Excerpts from an interface dataset:
------------

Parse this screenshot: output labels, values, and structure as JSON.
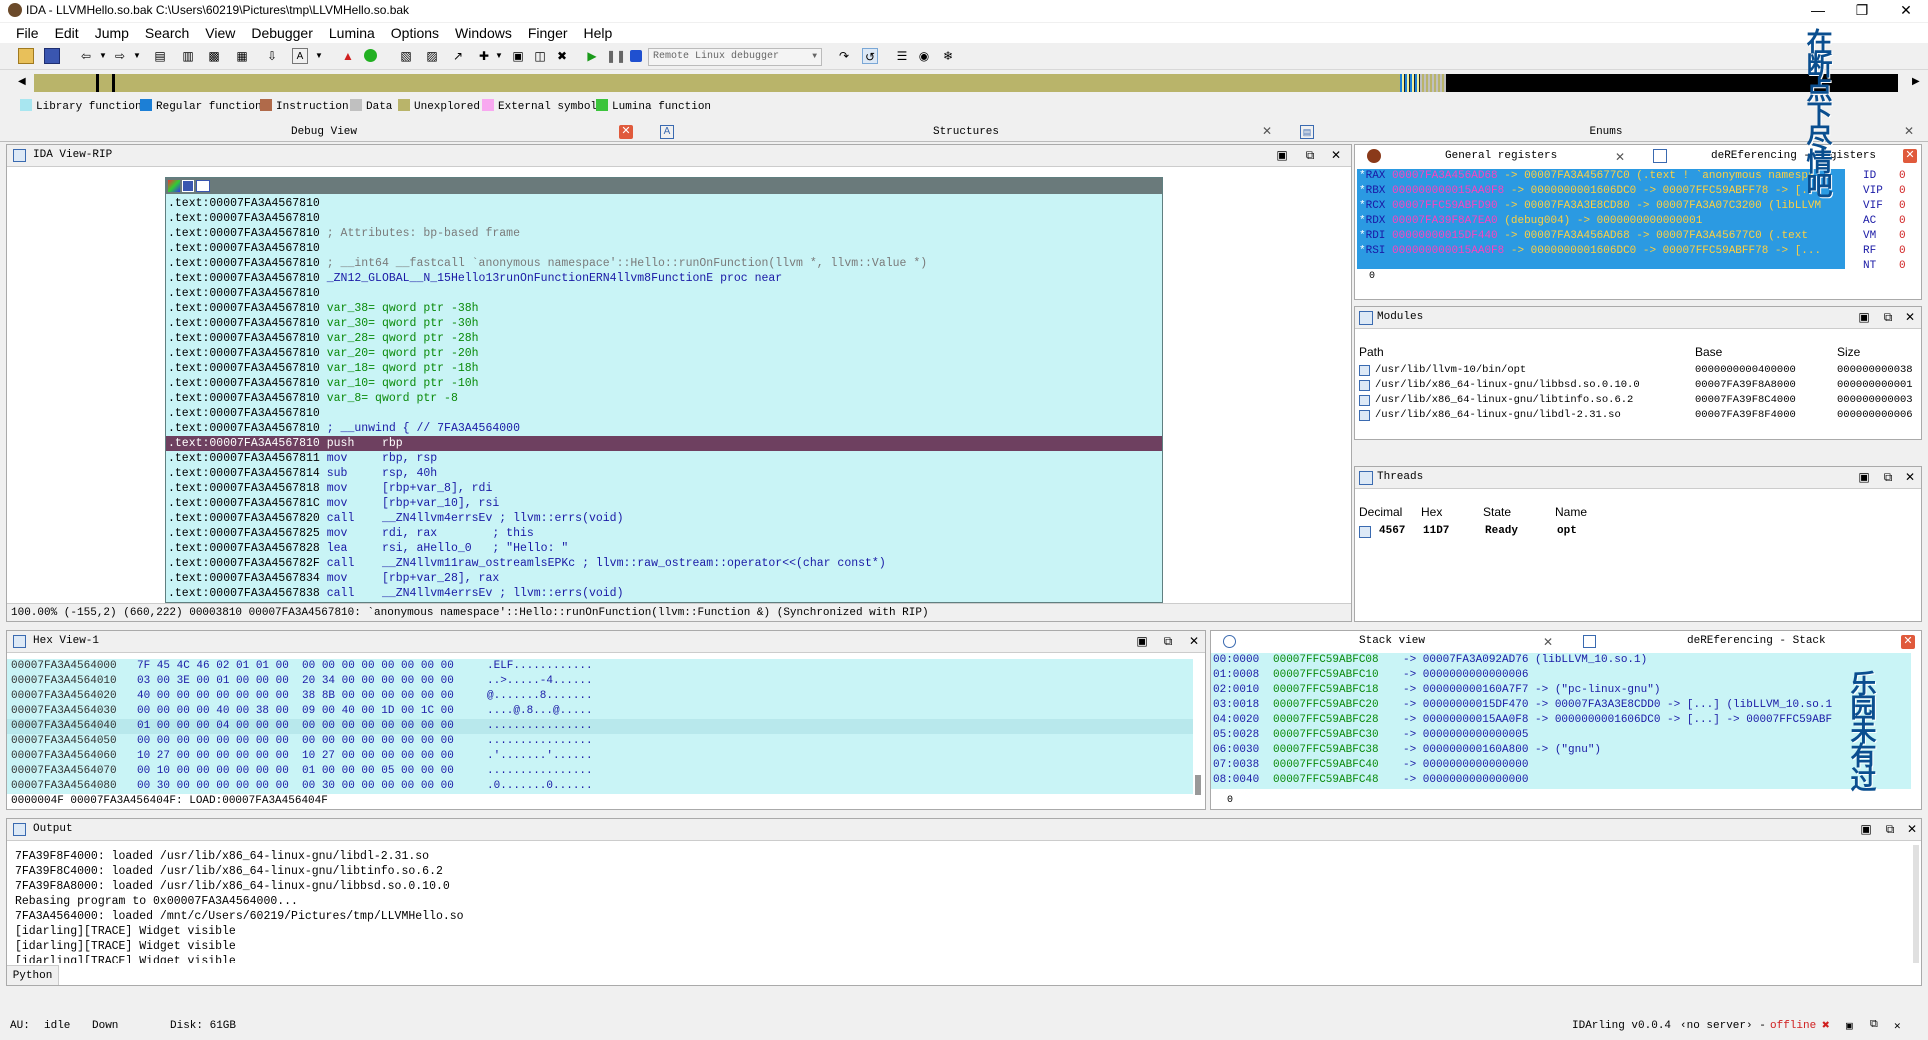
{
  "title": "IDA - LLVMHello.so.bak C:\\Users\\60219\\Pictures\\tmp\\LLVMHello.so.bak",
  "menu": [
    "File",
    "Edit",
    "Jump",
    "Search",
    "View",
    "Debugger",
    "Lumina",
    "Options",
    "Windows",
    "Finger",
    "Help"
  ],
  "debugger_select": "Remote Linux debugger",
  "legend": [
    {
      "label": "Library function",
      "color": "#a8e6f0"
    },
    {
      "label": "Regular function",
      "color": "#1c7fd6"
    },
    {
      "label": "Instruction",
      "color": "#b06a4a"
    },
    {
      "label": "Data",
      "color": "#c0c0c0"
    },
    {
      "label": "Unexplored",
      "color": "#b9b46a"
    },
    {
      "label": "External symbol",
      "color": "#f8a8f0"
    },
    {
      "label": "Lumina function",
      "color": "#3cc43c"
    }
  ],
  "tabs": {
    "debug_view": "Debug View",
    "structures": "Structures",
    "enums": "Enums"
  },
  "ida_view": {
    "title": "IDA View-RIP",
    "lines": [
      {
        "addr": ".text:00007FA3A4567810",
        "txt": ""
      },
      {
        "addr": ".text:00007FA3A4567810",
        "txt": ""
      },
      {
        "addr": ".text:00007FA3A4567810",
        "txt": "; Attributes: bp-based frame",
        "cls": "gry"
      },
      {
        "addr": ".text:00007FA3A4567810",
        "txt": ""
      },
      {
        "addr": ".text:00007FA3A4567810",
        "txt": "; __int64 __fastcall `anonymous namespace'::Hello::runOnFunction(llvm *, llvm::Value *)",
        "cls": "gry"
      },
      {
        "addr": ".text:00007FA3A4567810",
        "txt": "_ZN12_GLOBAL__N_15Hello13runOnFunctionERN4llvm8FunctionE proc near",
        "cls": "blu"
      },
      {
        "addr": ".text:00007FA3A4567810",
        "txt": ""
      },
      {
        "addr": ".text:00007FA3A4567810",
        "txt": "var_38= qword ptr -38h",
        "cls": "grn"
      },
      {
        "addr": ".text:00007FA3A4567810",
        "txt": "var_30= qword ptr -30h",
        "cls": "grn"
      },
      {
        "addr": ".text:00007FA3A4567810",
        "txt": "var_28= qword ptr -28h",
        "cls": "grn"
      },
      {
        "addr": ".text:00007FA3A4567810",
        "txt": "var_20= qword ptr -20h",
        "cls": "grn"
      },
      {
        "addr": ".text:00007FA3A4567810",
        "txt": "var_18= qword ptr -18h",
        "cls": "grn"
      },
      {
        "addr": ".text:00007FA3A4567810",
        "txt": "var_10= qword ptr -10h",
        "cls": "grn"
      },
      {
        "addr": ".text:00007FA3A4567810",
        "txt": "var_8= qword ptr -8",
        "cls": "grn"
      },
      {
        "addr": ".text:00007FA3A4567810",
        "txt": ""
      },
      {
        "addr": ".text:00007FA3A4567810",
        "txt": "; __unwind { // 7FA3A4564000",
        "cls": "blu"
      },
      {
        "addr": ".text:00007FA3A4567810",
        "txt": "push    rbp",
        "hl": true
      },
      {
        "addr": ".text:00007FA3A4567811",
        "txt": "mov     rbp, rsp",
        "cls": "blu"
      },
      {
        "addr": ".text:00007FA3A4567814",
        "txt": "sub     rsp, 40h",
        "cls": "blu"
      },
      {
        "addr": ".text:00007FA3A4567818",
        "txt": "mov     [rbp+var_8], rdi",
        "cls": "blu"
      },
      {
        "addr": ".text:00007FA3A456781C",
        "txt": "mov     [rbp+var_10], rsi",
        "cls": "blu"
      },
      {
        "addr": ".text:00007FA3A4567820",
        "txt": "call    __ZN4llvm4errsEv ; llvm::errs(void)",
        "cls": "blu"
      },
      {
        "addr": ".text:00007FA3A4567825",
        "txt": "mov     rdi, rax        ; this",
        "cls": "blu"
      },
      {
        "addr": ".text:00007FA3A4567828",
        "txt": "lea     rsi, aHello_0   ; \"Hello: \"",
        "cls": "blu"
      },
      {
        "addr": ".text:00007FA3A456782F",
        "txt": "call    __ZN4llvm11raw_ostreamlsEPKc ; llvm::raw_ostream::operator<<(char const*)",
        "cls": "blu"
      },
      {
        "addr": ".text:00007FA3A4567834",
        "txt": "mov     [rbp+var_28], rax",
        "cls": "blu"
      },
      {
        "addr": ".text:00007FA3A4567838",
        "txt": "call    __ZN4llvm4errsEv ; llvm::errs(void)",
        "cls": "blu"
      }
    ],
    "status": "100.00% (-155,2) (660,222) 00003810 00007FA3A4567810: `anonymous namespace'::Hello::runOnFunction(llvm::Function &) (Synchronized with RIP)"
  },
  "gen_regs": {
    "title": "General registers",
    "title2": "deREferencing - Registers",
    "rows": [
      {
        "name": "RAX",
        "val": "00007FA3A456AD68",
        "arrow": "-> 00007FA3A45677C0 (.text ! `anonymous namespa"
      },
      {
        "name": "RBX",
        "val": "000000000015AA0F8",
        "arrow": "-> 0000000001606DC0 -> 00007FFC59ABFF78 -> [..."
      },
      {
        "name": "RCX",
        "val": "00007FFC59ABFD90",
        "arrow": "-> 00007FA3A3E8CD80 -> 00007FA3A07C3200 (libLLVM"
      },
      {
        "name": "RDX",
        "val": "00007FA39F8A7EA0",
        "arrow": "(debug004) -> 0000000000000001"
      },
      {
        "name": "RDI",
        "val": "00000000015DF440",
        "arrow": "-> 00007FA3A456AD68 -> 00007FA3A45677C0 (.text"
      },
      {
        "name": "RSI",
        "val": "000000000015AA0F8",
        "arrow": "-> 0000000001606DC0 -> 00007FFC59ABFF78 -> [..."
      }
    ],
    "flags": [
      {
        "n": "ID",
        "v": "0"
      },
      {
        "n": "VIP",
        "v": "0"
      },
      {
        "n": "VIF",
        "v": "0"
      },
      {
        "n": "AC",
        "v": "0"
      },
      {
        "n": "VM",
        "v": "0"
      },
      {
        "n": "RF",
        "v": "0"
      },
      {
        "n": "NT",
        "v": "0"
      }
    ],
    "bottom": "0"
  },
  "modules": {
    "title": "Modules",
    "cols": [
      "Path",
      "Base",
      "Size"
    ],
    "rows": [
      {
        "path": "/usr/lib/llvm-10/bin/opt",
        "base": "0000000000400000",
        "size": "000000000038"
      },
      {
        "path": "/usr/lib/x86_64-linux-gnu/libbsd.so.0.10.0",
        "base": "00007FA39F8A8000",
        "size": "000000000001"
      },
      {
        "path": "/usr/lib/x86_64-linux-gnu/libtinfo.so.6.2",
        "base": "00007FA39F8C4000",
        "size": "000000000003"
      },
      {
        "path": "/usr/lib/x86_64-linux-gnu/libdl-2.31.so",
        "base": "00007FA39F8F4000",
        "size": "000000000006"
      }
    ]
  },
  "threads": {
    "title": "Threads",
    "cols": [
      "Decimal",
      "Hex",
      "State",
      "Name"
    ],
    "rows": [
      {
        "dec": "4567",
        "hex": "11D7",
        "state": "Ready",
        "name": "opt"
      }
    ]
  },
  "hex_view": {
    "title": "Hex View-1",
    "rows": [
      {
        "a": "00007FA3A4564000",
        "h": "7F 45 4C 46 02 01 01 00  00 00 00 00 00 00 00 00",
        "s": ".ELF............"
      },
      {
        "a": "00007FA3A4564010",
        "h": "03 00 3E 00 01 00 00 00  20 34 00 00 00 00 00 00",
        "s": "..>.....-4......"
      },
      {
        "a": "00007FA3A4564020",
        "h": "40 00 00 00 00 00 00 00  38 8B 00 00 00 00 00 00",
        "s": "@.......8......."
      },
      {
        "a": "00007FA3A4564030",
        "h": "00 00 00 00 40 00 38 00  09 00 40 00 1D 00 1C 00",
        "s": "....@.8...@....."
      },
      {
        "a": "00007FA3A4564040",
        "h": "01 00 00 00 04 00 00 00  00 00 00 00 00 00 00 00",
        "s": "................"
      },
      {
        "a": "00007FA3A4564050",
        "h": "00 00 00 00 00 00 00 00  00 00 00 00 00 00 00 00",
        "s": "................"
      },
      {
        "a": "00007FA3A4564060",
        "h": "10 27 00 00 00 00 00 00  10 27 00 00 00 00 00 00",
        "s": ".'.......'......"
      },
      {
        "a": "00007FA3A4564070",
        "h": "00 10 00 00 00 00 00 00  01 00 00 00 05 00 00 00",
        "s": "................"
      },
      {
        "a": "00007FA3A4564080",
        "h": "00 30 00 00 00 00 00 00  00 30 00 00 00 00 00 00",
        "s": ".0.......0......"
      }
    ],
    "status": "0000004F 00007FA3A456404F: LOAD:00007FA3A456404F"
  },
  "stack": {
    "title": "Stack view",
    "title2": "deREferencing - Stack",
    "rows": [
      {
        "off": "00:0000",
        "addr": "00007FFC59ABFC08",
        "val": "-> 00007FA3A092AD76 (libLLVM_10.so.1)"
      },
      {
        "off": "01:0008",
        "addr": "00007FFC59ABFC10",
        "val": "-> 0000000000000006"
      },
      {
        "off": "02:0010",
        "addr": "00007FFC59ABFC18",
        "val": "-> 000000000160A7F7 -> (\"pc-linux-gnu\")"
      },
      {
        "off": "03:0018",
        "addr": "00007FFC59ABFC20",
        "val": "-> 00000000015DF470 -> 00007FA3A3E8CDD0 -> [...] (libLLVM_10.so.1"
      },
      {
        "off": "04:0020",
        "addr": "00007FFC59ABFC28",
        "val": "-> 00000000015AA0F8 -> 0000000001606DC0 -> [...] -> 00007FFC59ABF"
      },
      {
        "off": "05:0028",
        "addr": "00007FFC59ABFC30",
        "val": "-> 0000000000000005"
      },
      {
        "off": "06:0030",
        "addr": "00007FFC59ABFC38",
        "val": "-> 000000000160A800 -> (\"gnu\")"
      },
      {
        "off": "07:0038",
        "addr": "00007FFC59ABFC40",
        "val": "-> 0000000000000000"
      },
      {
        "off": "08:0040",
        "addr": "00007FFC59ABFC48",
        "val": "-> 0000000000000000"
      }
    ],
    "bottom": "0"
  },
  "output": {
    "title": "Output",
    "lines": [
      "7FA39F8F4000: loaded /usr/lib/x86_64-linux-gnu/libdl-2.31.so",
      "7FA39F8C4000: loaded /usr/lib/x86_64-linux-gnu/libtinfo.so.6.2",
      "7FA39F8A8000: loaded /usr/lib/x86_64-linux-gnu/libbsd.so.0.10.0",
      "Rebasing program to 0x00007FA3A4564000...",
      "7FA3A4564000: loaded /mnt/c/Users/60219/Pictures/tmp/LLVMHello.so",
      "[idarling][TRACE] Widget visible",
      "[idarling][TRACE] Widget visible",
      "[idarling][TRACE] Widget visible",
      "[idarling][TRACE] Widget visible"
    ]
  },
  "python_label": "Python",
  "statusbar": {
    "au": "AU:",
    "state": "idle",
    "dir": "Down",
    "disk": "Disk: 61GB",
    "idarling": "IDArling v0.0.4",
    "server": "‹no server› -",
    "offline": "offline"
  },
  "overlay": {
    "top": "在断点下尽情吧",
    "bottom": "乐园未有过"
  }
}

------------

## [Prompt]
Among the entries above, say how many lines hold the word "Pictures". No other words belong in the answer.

## [Solution below]
2